Background Nanoscience and nanotechnology explore the special properties and processes that occur in the nanoscale: the size range conventionally considered as 1-100nm. These fields have emerged as enabling and disruptive, influencing and cutting across all current scientific domains, from medicine to technology, whether fundamental or applied. The central concept underpinning all nanotechnology research is that the properties of matter within the conventionally defined nanoscale are different from those of larger (“bulk”) materials, but also distinct from those of individual atoms. Many significant scientific and technological breakthroughs, from the discovery of graphene, to the development of contrast agents for medical applications, have relied on these unique properties. However, the effective boundaries of nanoscale currently remain poorly defined. To better understand where true novel behaviour starts, and where it ends, this PhD project will focus on experimentally tracking size related transformations of silver, gold and platinum nanoparticles. Computational studies1 of nanoscale transformation of silver nanoparticles, for example, suggest that size-related structural changes to ultra-small (sub-10nm) particles have an influence on their overall physicochemical properties, and can change their reactivity, especially by affecting the nanoparticle surface energy. These studies also showed that at the smaller end of the nanoscale range, nanoparticles transition through several hybrid structures, that have varying stabilities and surface energies; if such structures are indeed stable, and given their high reactivity, they may have an important role in determining overall particle properties. However, to date, they have never been observed in experimental systems. As a result, these theoretical changes in nanostructure are currently not taken into consideration by most researchers, and nanoparticles in the literature are generally viewed as having simple morphologies and smoothly changing reactivity as a function of size. The supervisory team has already showed in preliminary experiments that the most reactive range of silver, gold and platinum nanoparticles differs amongst the three elements and across the nanoscale size range. Through this PhD project, further work will allow us to capture hybrid structures, in space and time, and study them in more detail.

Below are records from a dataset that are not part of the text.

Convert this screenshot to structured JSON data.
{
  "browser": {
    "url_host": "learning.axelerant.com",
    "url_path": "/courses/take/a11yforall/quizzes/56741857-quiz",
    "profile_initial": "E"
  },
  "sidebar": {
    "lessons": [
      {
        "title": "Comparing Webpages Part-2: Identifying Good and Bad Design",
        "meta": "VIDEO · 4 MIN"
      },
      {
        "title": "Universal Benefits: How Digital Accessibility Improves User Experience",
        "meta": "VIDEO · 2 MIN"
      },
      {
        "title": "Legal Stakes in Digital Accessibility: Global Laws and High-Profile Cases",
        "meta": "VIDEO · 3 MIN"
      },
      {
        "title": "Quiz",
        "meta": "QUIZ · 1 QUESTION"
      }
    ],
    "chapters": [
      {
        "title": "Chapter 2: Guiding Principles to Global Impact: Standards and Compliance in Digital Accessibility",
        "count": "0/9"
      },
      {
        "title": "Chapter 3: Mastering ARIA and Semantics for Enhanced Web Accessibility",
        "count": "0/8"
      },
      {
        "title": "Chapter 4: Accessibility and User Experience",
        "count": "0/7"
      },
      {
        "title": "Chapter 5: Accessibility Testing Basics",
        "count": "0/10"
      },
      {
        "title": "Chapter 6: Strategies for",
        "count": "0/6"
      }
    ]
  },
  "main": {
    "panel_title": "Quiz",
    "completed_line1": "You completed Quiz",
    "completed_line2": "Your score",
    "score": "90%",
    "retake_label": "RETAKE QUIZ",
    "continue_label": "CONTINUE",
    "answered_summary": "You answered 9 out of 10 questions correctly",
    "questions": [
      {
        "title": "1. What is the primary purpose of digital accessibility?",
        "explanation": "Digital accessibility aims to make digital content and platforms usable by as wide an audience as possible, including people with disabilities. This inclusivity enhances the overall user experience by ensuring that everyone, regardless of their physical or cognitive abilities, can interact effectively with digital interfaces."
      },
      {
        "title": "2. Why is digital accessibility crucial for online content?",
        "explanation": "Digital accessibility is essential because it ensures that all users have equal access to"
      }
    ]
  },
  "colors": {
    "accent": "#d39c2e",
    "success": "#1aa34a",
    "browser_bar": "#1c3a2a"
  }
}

Aim • To establish whether computational predictions agree with physical transformations in cluster morphology and reactivity, beginning with models based on silver and continuing with gold and platinum. • To establish the constraints on reactivity of small nanoparticles and seek rules that apply beyond individual elements in defining the actual boundaries of nanoscale reactivity.
Methodology Four analytical approaches will be used for the experimental work: • Formation of nanoclusters using spark technology and/or magnetron sputtering inert gas aggregation method with size selection capability. • Observations of nucleation and growth of clusters using aberration-corrected Scanning Transmission Electron Microscopy (STEM) and Small Angle X-ray scattering. • In vitro testing of spark generated particles for cell internalization in cell cultures. • The work will be underpinned by computational calculations of particle stability.

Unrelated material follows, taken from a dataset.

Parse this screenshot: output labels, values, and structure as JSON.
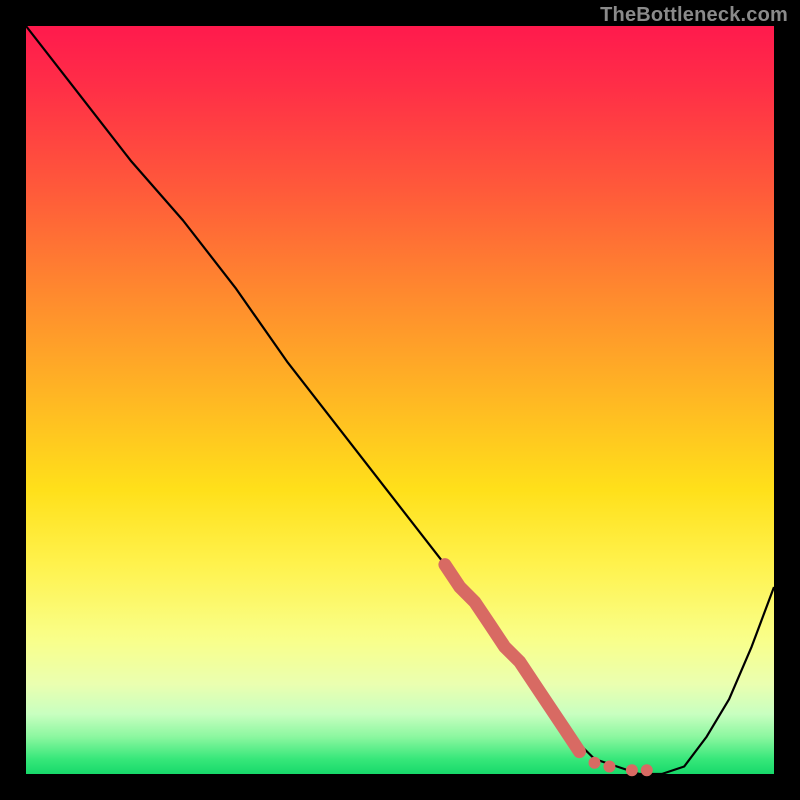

Timeline The PhD project is planned for 42 months: M1-3 training needs analysis, literature review, assessment of existing literature on molecular simulations and experimental cluster formation; M3-6 training in analytical methods in Birmingham, especially aberration corrected STEM; M6-12 in depth analytical training in Birmingham; M12-16 experimental design; M16-26 experimental work on cluster development; M26-30 revision of work and refining of experiments - submit as paper; M30-34 design and execute experiments on gold cluster formation; M34-38 design and execute experiments on platinum cluster formation; review of data and consideration of wider implications; submission of further journal paper(s). M38-42 finish write-up.
Requirements Interested applicants should hold a very good BSc degree (2:1 at least) or Masters degrees (desirable) in chemical, physical or environmental sciences or other relevant subjects. Students with an experience of research at undergraduate or Masters level are encouraged to apply. An ability to work both independently and as part of a team and willingness to travel to national and international facilities for research is required. The supervisory team for this studentship includes Professor Éva Valsami-Jones and Dr Ziyou Li. This 3.5 year studentship is funded via a Royal Society Wolfson Fellowship to Professor Valsami-Jones
Please note that only UK and EU citizens are eligible to apply for this studentship. For further enquiries contact Prof. Valsami-Jones ([email protected]). Deadline for applications, 30 August, 2020. To be considered, make sure that you apply through the University of Birmingham online application link. The studentship will start as soon as possible or in October 2020.
1. Martin, P., Zhang, P., Rodger, P.M., Valsami-Jones, E. 2019.Simulations of morphological transformation in silver nanoparticles as a tool for assessing their reactivity and potential toxicity. NanoImpact, 14, 100147.
Insert previous message below for editing?
You haven’t included a message. Providing a specific message means universities will take your enquiry more seriously and helps them provide the information you need. Why not add a message here
The information you submit to University of Birmingham will only be used by them or their data partners to deal with your enquiry, according to their privacy notice. For more information on how we use and store your data, please read our privacy statement.
* required field
Send a copy to me for my own records.
Your enquiry has been emailed successfully
Based on your current searches we recommend the following search filters.